Into the Sea · nothing makes sense
Your heart is warm, your mind is free and there’s an inkling of happiness twitching within.
An influx of activity washes over you.
This might actually turn out alright, you know.
The world and I are not getting along. I mean, we’re working things out but it’s taking a damn long time, or so it seems. Am I writing just to… oh, I don’t know — why am I writing? Thoughts never translate well to paper in my experience. However constructive they appear, as neurons fire, there’s a barrier present. I know what it is now, though. It’s expectation. That whatever I write has to be something special. But none of it is.
“No worthwhile thought shall pass through these hands!”
I’ve written this before. I repeat myself a lot. It might be because I’ve successfully gotten this shit out of my brain and onto a hard drive before. It’s something I know how to do. These new and exciting thoughts that make me a better person, a more focused person are entirely new to me. If I have trouble doing them, how am I supposed to be able to write about them?
New and exciting to me, entirely old and uninteresting to you. You’ve been doing it for a long time. I’m just getting started. Every little task is an Everest of thought.
The world outside my tiny apartment scares me. Venturing out in public is an ordeal I’d rather not have to deal with. Whenever I do I feel judged and surveilled. I feel like I’m trespassing. I tense up, look mean, stare straight ahead. I walk with a purpose — to do what I have to and get away as quickly as possible. All the while afraid someone will notice me. It’s an ever present feeling of dread; I’m expecting to be called out. Singled out. At any moment.
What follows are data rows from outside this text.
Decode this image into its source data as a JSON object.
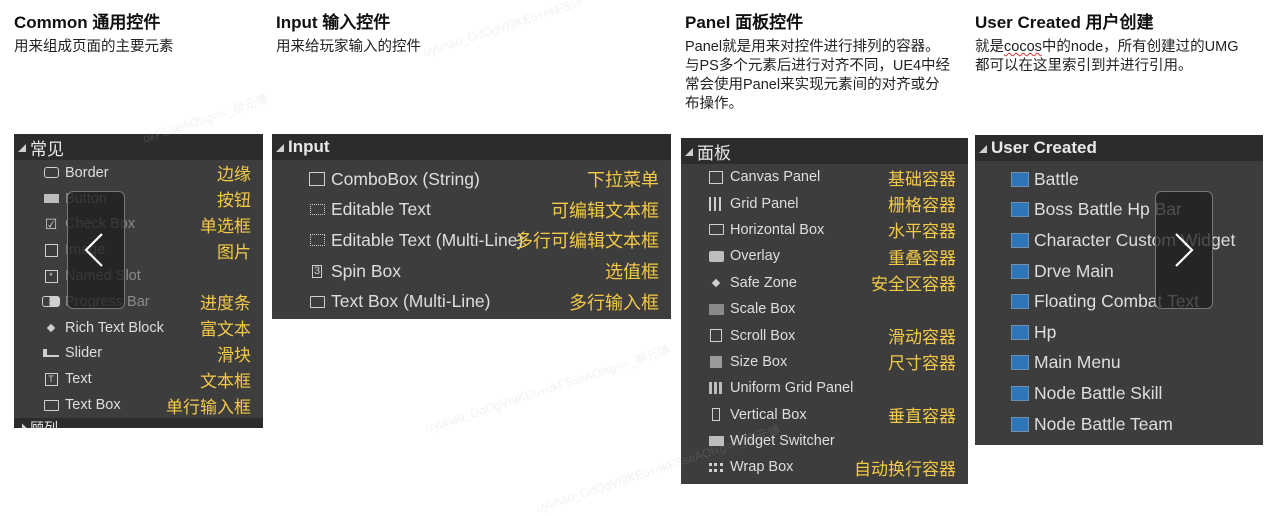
{
  "columns": [
    {
      "title": "Common 通用控件",
      "description": "用来组成页面的主要元素",
      "panel": {
        "header": "常见",
        "items": [
          {
            "label": "Border",
            "icon": "border-icon",
            "note": "边缘"
          },
          {
            "label": "Button",
            "icon": "button-icon",
            "note": "按钮"
          },
          {
            "label": "Check Box",
            "icon": "checkbox-icon",
            "note": "单选框"
          },
          {
            "label": "Image",
            "icon": "image-icon",
            "note": "图片"
          },
          {
            "label": "Named Slot",
            "icon": "named-slot-icon",
            "note": ""
          },
          {
            "label": "Progress Bar",
            "icon": "progress-bar-icon",
            "note": "进度条"
          },
          {
            "label": "Rich Text Block",
            "icon": "diamond-icon",
            "note": "富文本"
          },
          {
            "label": "Slider",
            "icon": "slider-icon",
            "note": "滑块"
          },
          {
            "label": "Text",
            "icon": "text-icon",
            "note": "文本框"
          },
          {
            "label": "Text Box",
            "icon": "textbox-icon",
            "note": "单行输入框"
          }
        ],
        "next_header_partial": "顾列"
      }
    },
    {
      "title": "Input 输入控件",
      "description": "用来给玩家输入的控件",
      "panel": {
        "header": "Input",
        "items": [
          {
            "label": "ComboBox (String)",
            "icon": "combobox-icon",
            "note": "下拉菜单"
          },
          {
            "label": "Editable Text",
            "icon": "editable-text-icon",
            "note": "可编辑文本框"
          },
          {
            "label": "Editable Text (Multi-Line)",
            "icon": "editable-multiline-icon",
            "note": "多行可编辑文本框"
          },
          {
            "label": "Spin Box",
            "icon": "spinbox-icon",
            "note": "选值框"
          },
          {
            "label": "Text Box (Multi-Line)",
            "icon": "textbox-multiline-icon",
            "note": "多行输入框"
          }
        ]
      }
    },
    {
      "title": "Panel 面板控件",
      "description": "Panel就是用来对控件进行排列的容器。与PS多个元素后进行对齐不同，UE4中经常会使用Panel来实现元素间的对齐或分布操作。",
      "panel": {
        "header": "面板",
        "items": [
          {
            "label": "Canvas Panel",
            "icon": "canvas-panel-icon",
            "note": "基础容器"
          },
          {
            "label": "Grid Panel",
            "icon": "grid-panel-icon",
            "note": "栅格容器"
          },
          {
            "label": "Horizontal Box",
            "icon": "horizontal-box-icon",
            "note": "水平容器"
          },
          {
            "label": "Overlay",
            "icon": "overlay-icon",
            "note": "重叠容器"
          },
          {
            "label": "Safe Zone",
            "icon": "diamond-icon",
            "note": "安全区容器"
          },
          {
            "label": "Scale Box",
            "icon": "scale-box-icon",
            "note": ""
          },
          {
            "label": "Scroll Box",
            "icon": "scroll-box-icon",
            "note": "滑动容器"
          },
          {
            "label": "Size Box",
            "icon": "size-box-icon",
            "note": "尺寸容器"
          },
          {
            "label": "Uniform Grid Panel",
            "icon": "uniform-grid-icon",
            "note": ""
          },
          {
            "label": "Vertical Box",
            "icon": "vertical-box-icon",
            "note": "垂直容器"
          },
          {
            "label": "Widget Switcher",
            "icon": "widget-switcher-icon",
            "note": ""
          },
          {
            "label": "Wrap Box",
            "icon": "wrap-box-icon",
            "note": "自动换行容器"
          }
        ]
      }
    },
    {
      "title": "User Created 用户创建",
      "description_parts": [
        "就是",
        "cocos",
        "中的node，所有创建过的UMG都可以在这里索引到并进行引用。"
      ],
      "panel": {
        "header": "User Created",
        "items": [
          {
            "label": "Battle"
          },
          {
            "label": "Boss Battle Hp Bar"
          },
          {
            "label": "Character Custom Widget"
          },
          {
            "label": "Drve Main"
          },
          {
            "label": "Floating Combat Text"
          },
          {
            "label": "Hp"
          },
          {
            "label": "Main Menu"
          },
          {
            "label": "Node Battle Skill"
          },
          {
            "label": "Node Battle Team"
          }
        ]
      }
    }
  ],
  "carousel": {
    "prev_icon": "chevron-left-icon",
    "next_icon": "chevron-right-icon"
  },
  "colors": {
    "panel_bg": "#3d3d3d",
    "header_bg": "#2c2c2c",
    "note": "#f3c948",
    "widget_blue": "#2f76b8"
  }
}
It’s been like that since I was a kid. My first memory of social anxiety goes back to 1990. At certain points in my life it’s been easier, at other points worse. It’s pretty bad now.
Sometimes you gotta go with what’s inside your head. You want to be poignant, important; you want to let graceful and exquisite words sprout from your fingers, like slow motion rose petals in a movie. But it always ends the same; you come to the conclusion that all you write is pretentious gobbledygook.
Nature, not content with denying him the ability to think, has endowed him with the ability to write.
Don’t let that stop you. That’s the voice you have chosen, that’s who you are. Don’t be content with simple words if what you want to say requires something else. Sure, it can be distilled. It can always be made simpler. But don’t simplify solely for the sake of it. There has to be a reason, a gut feeling that overrides whatever part of your brain making those decisions.
Don’t concern yourself with what comes out or how — just write. Sooner or later you’ll stumble upon a grain of truth swathed inside that perfect sentence you’ve been looking for.
Even an idiot will make sense once in a while.
I’ve forgotten to take my pills these last two days. I understand now to what degree they suppress my moods and thoughts — both the good and the bad. Mostly the bad.
I am filled with anger and resentment and a strong feeling of having been surrendered by my friends. Maybe it was too much to ask of them in the first place. Maybe André was right; we’re not friends, just acquaintances. Like ships passing in the night we’re all headed for our own destinations — sometimes our headings intersect but in the end we all sail our own sea.
Oslo is a concrete wasteland filled with watering holes poisoned with alcohol and relationships that will never be more than a passing fancy. Is there anything left for me there? A job and some friends. A job I find dull and droll. Friends I never talk to.
I only ever saw them when it was time for drinking. They repeat the same jokes, the same quotes, the same stories. Regurgitating life in an attempt to seem substantial, but they are empty shells denying the humdrum of their urban sprawl.
It’s always the same chewing of fat going on. Filling the silence with every minutiae they can think of to avoid sitting there in the gloomy light of a run-down club and for a split second realize the inanity of their interaction and how little they feel comfortable with just existing in one place, together.
Why? Is it all an attempt at escaping real life? The realization that our lives boil down to one part work, one part sleep and an unhealthy dose of getting our minds constantly fucked by ourselves and everyone we come in contact with.
So that’s why we’re here. To eat, sleep, drink, fuck and work for the rest of our lives? This fucking incessant need to always be on the move, always have a purpose — no matter how insignificant or small we are in the big picture.
Life isn’t a Great Adventure. It’s a series of random events based on an infinite number of random actions taken by over six billion random humans hurtling through space. Sometimes these actions converge en masse and before you know it there’s a war going on.